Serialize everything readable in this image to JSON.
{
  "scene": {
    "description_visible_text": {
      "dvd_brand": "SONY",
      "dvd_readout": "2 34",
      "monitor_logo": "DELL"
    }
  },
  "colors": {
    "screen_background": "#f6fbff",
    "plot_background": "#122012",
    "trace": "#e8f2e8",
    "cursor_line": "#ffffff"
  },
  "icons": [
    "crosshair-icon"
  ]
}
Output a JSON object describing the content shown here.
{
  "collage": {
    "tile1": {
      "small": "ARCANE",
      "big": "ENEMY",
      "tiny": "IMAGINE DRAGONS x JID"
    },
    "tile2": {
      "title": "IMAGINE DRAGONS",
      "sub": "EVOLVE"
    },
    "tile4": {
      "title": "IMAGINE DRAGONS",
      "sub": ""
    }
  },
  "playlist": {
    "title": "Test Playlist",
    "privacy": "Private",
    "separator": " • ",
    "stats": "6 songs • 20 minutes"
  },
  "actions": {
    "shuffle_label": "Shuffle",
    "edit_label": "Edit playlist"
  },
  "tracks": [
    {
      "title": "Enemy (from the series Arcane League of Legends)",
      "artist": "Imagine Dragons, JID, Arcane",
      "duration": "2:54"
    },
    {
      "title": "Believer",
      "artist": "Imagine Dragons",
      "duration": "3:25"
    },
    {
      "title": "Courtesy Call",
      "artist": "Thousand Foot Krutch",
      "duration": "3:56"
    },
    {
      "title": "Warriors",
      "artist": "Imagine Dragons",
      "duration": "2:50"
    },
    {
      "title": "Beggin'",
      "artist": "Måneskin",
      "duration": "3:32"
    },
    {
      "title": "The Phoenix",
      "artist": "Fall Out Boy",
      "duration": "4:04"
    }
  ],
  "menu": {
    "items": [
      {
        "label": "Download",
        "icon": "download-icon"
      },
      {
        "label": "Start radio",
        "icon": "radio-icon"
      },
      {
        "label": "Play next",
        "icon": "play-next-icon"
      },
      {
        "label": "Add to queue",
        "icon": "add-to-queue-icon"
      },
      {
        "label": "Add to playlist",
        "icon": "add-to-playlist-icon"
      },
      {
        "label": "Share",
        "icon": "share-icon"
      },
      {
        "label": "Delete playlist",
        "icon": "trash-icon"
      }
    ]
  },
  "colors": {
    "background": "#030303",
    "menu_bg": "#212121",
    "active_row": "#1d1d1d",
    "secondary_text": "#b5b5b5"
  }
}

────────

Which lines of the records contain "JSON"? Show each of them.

Serialize everything readable in this image to JSON.
Output a JSON object describing the content shown here.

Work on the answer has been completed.